Although the study explains disconnects in Ukrainian statistics, there are more reasons to use the Zimbabwe methodology than just high inflation, as Ukraine enacts more measures to pursue the same path.
1. The Government Pursues a 'Redistribution of Property'
On Tuesday, Ukraine's National Bank hiked interest rates for banks to 30 percent, following the bankruptcy of the country's fourth-biggest bank, as almost 40 banks have collapsed since 2014. On February 25, Poroshenko Bloc Verkhovna Rada deputy Vadim Denisenko explained the national bank's policy as a "redistribution of property."
"The National Bank's course, put in place by Hontareva means that in the medium run, there will be no more than 20 banks left in Ukraine."
By comparison, there were almost 200 banks in Ukraine in the beginning of 2014, meaning an aimed at 90 percent reduction. The policy, together with a new law enacted on Monday, which makes bank owners personally responsible for bank failure, allows the state to seize bank owners' assets to repay creditors.
2. By Pushing Banks to Collapse While Bailing Out Favored Oligarchs
The loan was its second bailout in 2 days, and Privatbank was the country's biggest recipient of government aid in 2014.
3….And Linking its Currency Directly to How Many Banks Collapse
According to a list of measures, announced by the Ukrainian National Bank on Tuesday, it plans to stabilize the money supply by "absorbing excess liquidity" of banks, and increasing loans to the deposit insurance funds.
"A considerable part of the increase of the money supply will be done through giving additional loans to the Deposit Insurance Fund."
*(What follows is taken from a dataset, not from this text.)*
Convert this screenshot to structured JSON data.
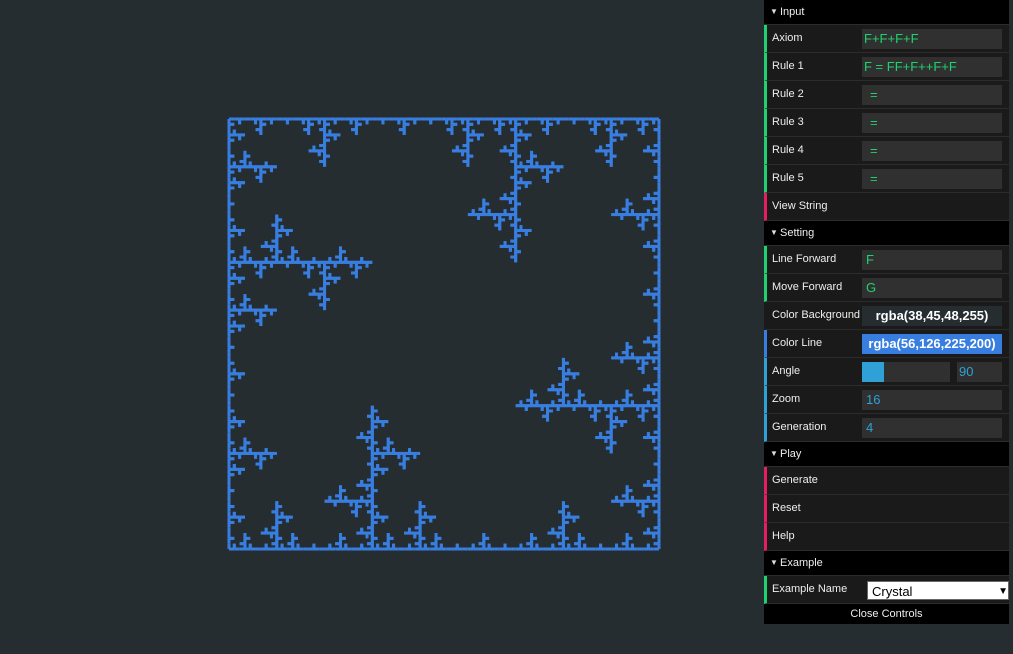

This means that the National Bank will print money each time a bank collapses to pay its depositors, and expect the remaining banks to repay the loans at 30%, likely causing even more banks to collapse.
4. It Decided to Impose Austerity in Exchange for IMF Loans
Although wages grew in step with inflation immediately after the coup, with wages in education and healthcare peaking in June, IMF loan conditions forced the government to restrict social spending. As a result, educators received an average pay cut of 25% while healthcare workers received an average 8.7 percent cut, not including layoffs.
5….And Got Hyperinflation in a Perfect Storm of Financial Collapse, Currency Failure and Mass Impoverishment
The trend was compounded with a collapse of exports from both industries which saw their subsidies cut as part of the IMF deal, and agriculture, which suffered as food prices fell, almost halving export revenues, according to Hontareva.
"Compared to January-February 2014, the [fall in export revenue] has grown to 45 percent," Hontareva declared on Monday.
The Ukrainian government previously encouraged agricultural producers to export more food to improve the country's trade balance, and the move caused internal prices for grains and vegetables to rise 90% in 2014, officially. At the same time, a decrease in real wages across the board led people to buy cheaper domestic foods over meat and more expensive imported foods.
The only real difference between Ukraine and Zimbabwe in all of this, is that Zimbabwe tried to redistribute land from the poor to the rich, while Ukraine redistributes property from the rich to the very rich.